Like the Bollywood movie story of a homegrown engineer who makes his innovations more locally relevant, the old electronics warhorse is attempting to rebound in a market dominated by Korean labels such as Samsung and LG with products that have that extra local touch, reports Rachit Vats.

business Updated: Aug 15, 2010 23:32 IST
Rachit Vats

You can call it the “3 Idiots” formula, and Onida is adapting it.

Like the Bollywood movie story of a homegrown engineer who makes his innovations more locally relevant, the old electronics warhorse is attempting to rebound in a market dominated by Korean labels such as Samsung and LG with products that have that extra local touch.

Mirc Electronics, which championed the brand — said to be an anagram of Noida — is stepping up research and development as it aims a growth target of 35 to 40 per cent in the current financial year with a turnover of R2,500 crore.

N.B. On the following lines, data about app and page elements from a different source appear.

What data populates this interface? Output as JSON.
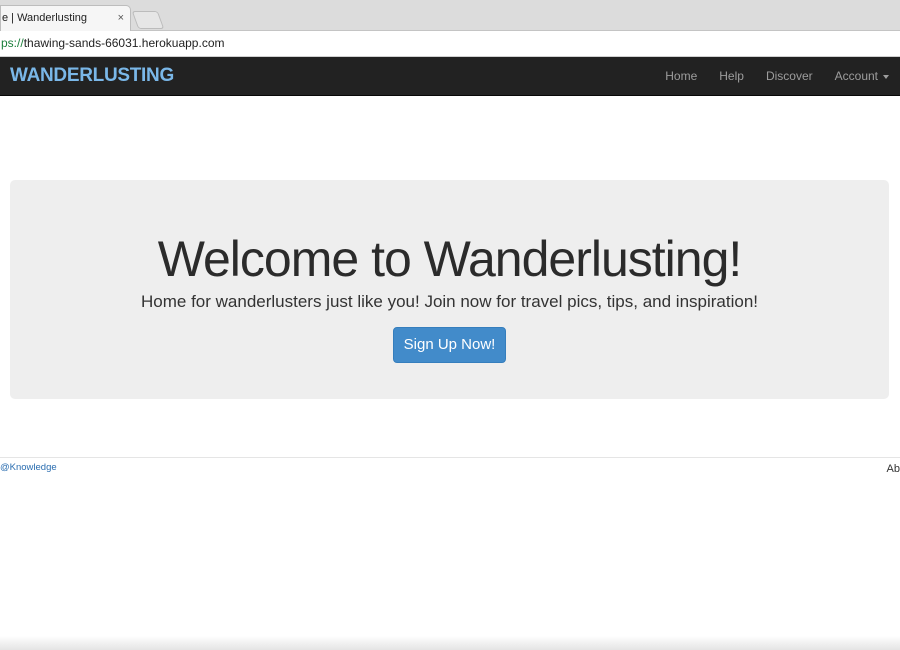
{
  "browser": {
    "tab_title": "e | Wanderlusting",
    "tab_close": "×",
    "address_scheme": "ps://",
    "address_rest": "thawing-sands-66031.herokuapp.com"
  },
  "navbar": {
    "brand": "WANDERLUSTING",
    "links": [
      "Home",
      "Help",
      "Discover",
      "Account"
    ],
    "brand_color": "#7ab7e8",
    "background": "#222222"
  },
  "jumbotron": {
    "title": "Welcome to Wanderlusting!",
    "subtitle": "Home for wanderlusters just like you! Join now for travel pics, tips, and inspiration!",
    "button_label": "Sign Up Now!",
    "button_color": "#428bca"
  },
  "footer": {
    "left_text": "@Knowledge",
    "right_text": "Ab"
  }
}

You could soon see from the Onida stable a washing machine with a built-in brush to scrub collars or spots, mobile phones that have a component to repel mosquitoes and air conditioners that tell you how much electricity you have saved.

The company that grabbed eyeballs with a devil-like mascot who touted a television set as “Neighbour’s Envy, Owner’s Pride” has already LCD television sets that play movies through a USB drive, which it says is doing well in rural areas.

“Innovation is not simply high-end technology, but also ensuring that your product meets non-verbalised needs of consumers,” said Gulu Mirchandani, chairman, Mirc.

The brush-laden washing machines would sell in the R10,000-18,000 range.

Sriram Krishnamurthy, vice-president, sales, marketing and service for Onida, said as many as 93 per cent of Indian customers use a hand-brush because even fully automatic machines do not have the facility.

In mobile phones, the company plans to take its market share to 3 per cent from the current 1 per cent through its handsets in the R2,000-4,000 range.

“The international players, when they came in, outdid Indian players with their deep advertising spend. We are now looking at evening out this long deficit,” Krishnamurthy said.

“Indian players have an advantage as going forward, local innovation will be very important for growth," said Rashmi Upadhya, managing consultant, strategy, at PricewaterhouseCoopers India.